#### Information given
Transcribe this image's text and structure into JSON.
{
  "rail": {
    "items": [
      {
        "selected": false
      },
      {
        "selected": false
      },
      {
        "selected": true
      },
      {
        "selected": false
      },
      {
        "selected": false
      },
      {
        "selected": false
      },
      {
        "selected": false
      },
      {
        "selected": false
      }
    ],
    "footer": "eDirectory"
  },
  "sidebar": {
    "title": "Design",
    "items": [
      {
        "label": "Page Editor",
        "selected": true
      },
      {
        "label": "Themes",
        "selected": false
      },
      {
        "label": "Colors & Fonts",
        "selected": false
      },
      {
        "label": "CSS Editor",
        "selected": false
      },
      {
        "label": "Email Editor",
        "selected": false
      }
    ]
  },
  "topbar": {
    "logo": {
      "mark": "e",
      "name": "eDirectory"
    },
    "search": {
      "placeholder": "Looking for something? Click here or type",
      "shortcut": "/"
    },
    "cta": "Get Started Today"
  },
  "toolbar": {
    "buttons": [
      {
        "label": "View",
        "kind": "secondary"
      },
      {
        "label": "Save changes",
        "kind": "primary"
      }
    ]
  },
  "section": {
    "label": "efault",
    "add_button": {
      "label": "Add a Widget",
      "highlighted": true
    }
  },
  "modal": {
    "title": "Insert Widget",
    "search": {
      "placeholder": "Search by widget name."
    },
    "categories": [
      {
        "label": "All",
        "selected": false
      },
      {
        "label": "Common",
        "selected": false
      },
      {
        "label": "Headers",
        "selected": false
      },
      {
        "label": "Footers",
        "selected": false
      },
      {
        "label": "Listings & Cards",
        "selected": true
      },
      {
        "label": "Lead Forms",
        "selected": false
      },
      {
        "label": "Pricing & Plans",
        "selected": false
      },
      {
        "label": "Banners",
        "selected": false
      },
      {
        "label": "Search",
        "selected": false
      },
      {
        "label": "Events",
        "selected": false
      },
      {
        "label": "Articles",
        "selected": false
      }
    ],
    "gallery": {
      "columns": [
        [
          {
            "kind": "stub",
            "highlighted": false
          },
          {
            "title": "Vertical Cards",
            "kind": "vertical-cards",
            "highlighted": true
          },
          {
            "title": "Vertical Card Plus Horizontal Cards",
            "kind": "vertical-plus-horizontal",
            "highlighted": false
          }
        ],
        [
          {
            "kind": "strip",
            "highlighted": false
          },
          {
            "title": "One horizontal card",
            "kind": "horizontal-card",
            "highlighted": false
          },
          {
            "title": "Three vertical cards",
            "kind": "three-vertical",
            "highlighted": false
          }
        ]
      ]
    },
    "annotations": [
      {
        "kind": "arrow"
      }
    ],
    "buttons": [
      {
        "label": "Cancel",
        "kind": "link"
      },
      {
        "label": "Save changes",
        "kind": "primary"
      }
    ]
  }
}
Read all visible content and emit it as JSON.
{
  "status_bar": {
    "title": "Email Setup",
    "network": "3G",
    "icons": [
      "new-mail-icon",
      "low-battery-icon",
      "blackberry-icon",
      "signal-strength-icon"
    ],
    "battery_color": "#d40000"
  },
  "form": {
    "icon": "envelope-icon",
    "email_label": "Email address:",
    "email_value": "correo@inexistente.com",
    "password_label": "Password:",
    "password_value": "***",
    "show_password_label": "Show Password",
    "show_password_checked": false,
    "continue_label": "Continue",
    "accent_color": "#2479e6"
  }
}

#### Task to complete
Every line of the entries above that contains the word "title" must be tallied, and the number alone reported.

#### Exercise solution
7